Phoebe Adelaide Chipman Christensen holds an important place in my testimony of "the other side". I had heard about her from the time I was small, but it has taken rereading these family histories carefully enough to summarize them for me to realize that knowing what happened at the close of her life has been one of the great legacies she left for me.

I think that you will remember her, too.

Her story is on the sidebar.


Sunday, March 6, 2011

New Stories from our Family Tree

We’ve been sharing something of the life histories of Grandfather Bernard Niels Christensen and Grandmother Maud Rosalie Driggs Christensen.

Today we’re turning our attention to

Grandfather’s parents--Niels Christensen and Phoebe Adelaide Chipman Christensen. When their lives began, they were an ocean apart, but their faith and courage, necessity and love brought them together.

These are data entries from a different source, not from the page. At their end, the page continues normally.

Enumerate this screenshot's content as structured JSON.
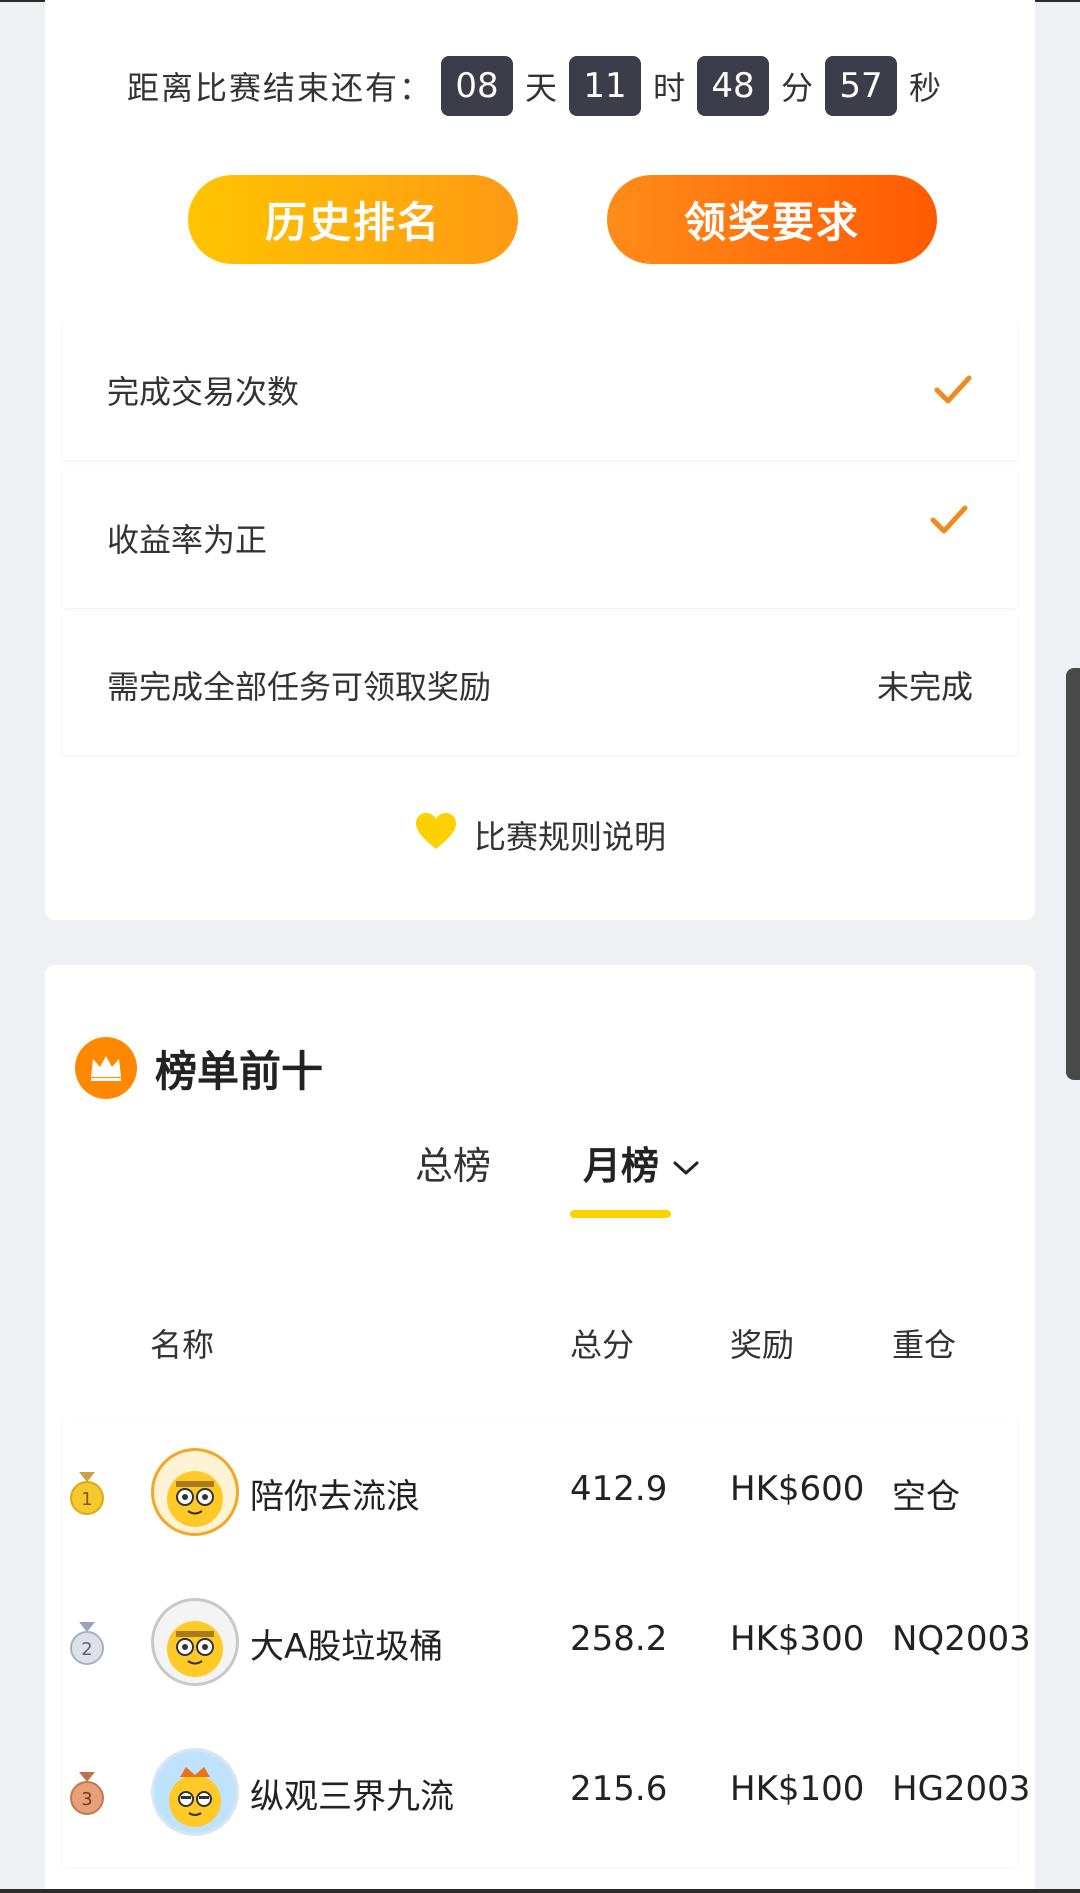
{
  "countdown": {
    "label": "距离比赛结束还有：",
    "days": "08",
    "days_unit": "天",
    "hours": "11",
    "hours_unit": "时",
    "minutes": "48",
    "minutes_unit": "分",
    "seconds": "57",
    "seconds_unit": "秒"
  },
  "buttons": {
    "history": "历史排名",
    "reward": "领奖要求"
  },
  "tasks": [
    {
      "label": "完成交易次数",
      "status": "done"
    },
    {
      "label": "收益率为正",
      "status": "done"
    },
    {
      "label": "需完成全部任务可领取奖励",
      "status_text": "未完成"
    }
  ],
  "rules_link": "比赛规则说明",
  "leaderboard": {
    "title": "榜单前十",
    "tabs": [
      {
        "label": "总榜",
        "active": false
      },
      {
        "label": "月榜",
        "active": true
      }
    ],
    "columns": {
      "name": "名称",
      "score": "总分",
      "reward": "奖励",
      "position": "重仓"
    },
    "rows": [
      {
        "rank": "1",
        "name": "陪你去流浪",
        "score": "412.9",
        "reward": "HK$600",
        "position": "空仓"
      },
      {
        "rank": "2",
        "name": "大A股垃圾桶",
        "score": "258.2",
        "reward": "HK$300",
        "position": "NQ2003"
      },
      {
        "rank": "3",
        "name": "纵观三界九流",
        "score": "215.6",
        "reward": "HK$100",
        "position": "HG2003"
      }
    ]
  },
  "colors": {
    "accent_orange": "#ff8800",
    "accent_yellow": "#ffd200",
    "countdown_box": "#3b3d4a"
  }
}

We hope you’ll enjoy their stories! Great-grandfather Niels Christensen’s story is on the sidebar today. Great-grandmother Phoebe Christensen’s will be added soon.


Saturday, March 5, 2011

Grandma Christensen's Quotable Quote

Have a 'appy day!

Note: This quote should be said with a Scottish accent if you want
to say it as Grandma Christensen would have as she quoted a friend.

Wednesday, March 2, 2011

The Pied Piper of American Fork

During our early married life when our own children had so many wonderful experiences with their grandparents, I felt a keener awareness that we were bereft of many of those special moments and relationships. At about that time I learned that our Grandfather Bernard Christensen was known as “The Pied Piper of American Fork”. His truck was always full of neighbor children. Somehow knowing that filled my heart because I thought that if he loved all of those children in American Fork, he would love me.

In his funeral it was said “that children were always safe in his company, for there was never anything said or allowed to be said that could not have been [said] to the most delicate.” The Christensens of Soro, Denmark and American Fork, Utah, USA, Allen C. Christensen, p. 290.

Surely he was beloved and almost revered by his own children.

Today’s post on the sidebar is Part 2 of a history about our Grandfather Bernard Niels Christensen.

I hope that it gives his grandchildren and great-grandchildren a glimpse of who he is.

Miriam Barker Zabriskie and Grandfather Bernard Christensen